By now, the Charlie Hebdo shooting in Paris has garnered national attention and solidarity thanks largely in part to a hashtag campaign, #JeSuisCharlie (translated to “I am Charlie”), that social media users have adopted as a show of support for those who were slain, and more notably, the support for the right of ‘free speech’ in the media.
For those who have not yet seen images of the liberal French magazine, the publication is widely known for its highly controversial political cartoons, often caricatures of religion and minorities, namely Islam, that are frankly quite disgusting and tasteless to me.
I will acknowledge first and foremost how deeply horrific of a tragedy the 12 deaths are — my heart goes out to those affected, and I pray with all my soul that the victims are resting in peace. There is never any reason that calls for such senseless violence and to me, the deaths of the 12 have no relation to my problem with the resulting aftermath.
There’s no way around it — I am largely unsettled by the #JeSuisCharlie campaign and what it stands for. While it is true that it has rallied widespread national support and solidarity effectively, there is a glaring problem in the way this support is being framed.
I do not think #JeSuisCharlie stands for the right of a publication to print what they want, free from intimidation or influence. Rather, I feel the campaign is a sloppily transparent attempt at justification for the publication’s racist content and lazy sensationalist methods.
I am not Charlie Hebdo, and I refuse to ever even entertain the thought. While I stand in solidarity with the victims in their wholehearted dedication to their values and their right to publish them, I will never align myself with this brand.
I have been practicing journalism for about seven years now, and I know very well by now that ‘free speech’ does not ever operate in a vacuum of any sort. Certainly, one would hope that a publication of any kind would take enough responsibility upon itself to consider the influence they have on their readers before sending content to print and also be willing to open up forum for outside commentary when needed.
As a journalist, you’re taught to approach topics from a specific angle in order to successfully achieve a desired effect. Charlie Hebdo has branded themselves as a satirical publication, so it is natural that their content would be generative of controversy and outcry.
However, satire in its essence is supposed to be a tool used to skillfully and cleverly point a spotlight at the shortcomings and follies of an individual or an institution with the intention of shaming them into improvement.
There is nothing skillful or clever about Charlie Hebdo depicting Christiane Taubira, France’s black Minister of Justice, as a monkey.
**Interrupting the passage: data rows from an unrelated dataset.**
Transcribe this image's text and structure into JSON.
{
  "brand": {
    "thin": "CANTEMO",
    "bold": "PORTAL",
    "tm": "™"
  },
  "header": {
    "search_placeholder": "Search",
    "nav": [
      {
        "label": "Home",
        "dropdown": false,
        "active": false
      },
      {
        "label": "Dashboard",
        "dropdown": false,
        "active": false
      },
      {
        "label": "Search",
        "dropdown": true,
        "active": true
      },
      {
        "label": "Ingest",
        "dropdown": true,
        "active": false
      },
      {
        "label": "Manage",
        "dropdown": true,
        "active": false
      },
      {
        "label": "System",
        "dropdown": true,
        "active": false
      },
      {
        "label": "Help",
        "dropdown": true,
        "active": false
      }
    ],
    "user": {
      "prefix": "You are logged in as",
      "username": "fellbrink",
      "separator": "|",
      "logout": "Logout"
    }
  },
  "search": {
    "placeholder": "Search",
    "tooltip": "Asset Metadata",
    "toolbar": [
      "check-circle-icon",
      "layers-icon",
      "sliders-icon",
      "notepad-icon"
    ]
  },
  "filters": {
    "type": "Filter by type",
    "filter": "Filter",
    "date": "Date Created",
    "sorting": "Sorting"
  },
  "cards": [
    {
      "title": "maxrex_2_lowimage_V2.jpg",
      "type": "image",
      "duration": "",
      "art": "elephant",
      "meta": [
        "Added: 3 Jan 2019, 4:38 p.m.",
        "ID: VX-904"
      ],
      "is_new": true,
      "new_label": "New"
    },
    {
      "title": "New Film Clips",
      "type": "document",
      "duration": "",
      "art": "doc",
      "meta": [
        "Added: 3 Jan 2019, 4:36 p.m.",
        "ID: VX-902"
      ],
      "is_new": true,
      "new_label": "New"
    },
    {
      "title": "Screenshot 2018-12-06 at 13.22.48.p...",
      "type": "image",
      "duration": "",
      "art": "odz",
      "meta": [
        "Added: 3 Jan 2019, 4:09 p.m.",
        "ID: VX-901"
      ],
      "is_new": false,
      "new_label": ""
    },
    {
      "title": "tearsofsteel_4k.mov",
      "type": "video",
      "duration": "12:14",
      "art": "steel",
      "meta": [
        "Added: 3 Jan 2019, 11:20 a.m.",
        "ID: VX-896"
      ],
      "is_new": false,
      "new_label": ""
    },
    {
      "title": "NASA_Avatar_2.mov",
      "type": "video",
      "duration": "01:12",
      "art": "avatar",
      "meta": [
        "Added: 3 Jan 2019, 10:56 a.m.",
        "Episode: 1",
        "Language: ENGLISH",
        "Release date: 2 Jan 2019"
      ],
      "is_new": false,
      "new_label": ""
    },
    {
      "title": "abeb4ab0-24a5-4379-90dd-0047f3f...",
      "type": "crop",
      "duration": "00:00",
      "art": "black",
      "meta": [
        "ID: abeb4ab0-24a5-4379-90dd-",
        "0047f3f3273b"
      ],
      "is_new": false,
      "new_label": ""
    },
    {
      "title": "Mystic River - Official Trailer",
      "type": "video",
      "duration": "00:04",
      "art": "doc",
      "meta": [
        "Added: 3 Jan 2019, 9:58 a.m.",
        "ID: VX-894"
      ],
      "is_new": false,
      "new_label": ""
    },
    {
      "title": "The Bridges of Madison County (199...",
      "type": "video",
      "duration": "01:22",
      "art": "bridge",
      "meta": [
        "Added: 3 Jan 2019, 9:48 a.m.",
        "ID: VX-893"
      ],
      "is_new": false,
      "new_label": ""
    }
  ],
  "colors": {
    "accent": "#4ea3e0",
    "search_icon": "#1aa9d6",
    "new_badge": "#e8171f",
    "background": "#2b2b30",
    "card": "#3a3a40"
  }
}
There is nothing skillful or clever about them depicting the Nigerian girls, kidnapped by Boko Haram, as welfare queens, or the repeated caricatures of Islamic men as violent, extremist warmongers.
It is lazy, it falls on commonly-used stereotypes and offers nothing new to the conversation other than the intention to shock and offend.
I have only the barest surface knowledge and experience with French politics, so I will not go too deeply into their policies on immigration or minorities. But imagine just how fucking frustrating and humiliating it must be to already walk around with the burden of a stereotype, possibly in fear of violence directed towards you because of your identity, only to see a widely-read publication reaffirming and encouraging all the bad things others think of you.
My problem with #JeSuisCharlie is that it works to divert any sort of constructive criticism about its content by attempting to place crippling guilt on those who may not agree with their form of “satire” — if you don’t support the publication, you clearly have no sympathy for the deaths of the 12 victims.
Frankly, that is bullshit of the highest order. Journalists are maimed, tortured, humiliated and yes, killed, all around the world for their bravery and insistence to publish content despite intimidation and public dissent, but this is a completely different issue from what #JeSuisCharlie is trying to rally support for.
Charlie Hebdo is looking for a way to gloss over the nastiness they publish, and any further discussion on the martyrdom of journalists or the bravery of publishing work despite intimidation needs to be separated from the poor excuse of ‘free speech’ to justify offensive content. Je ne suis pas Charlie, pas du tout.
Shannon Ho is a fourth year English major. She can be reached at email@example.com.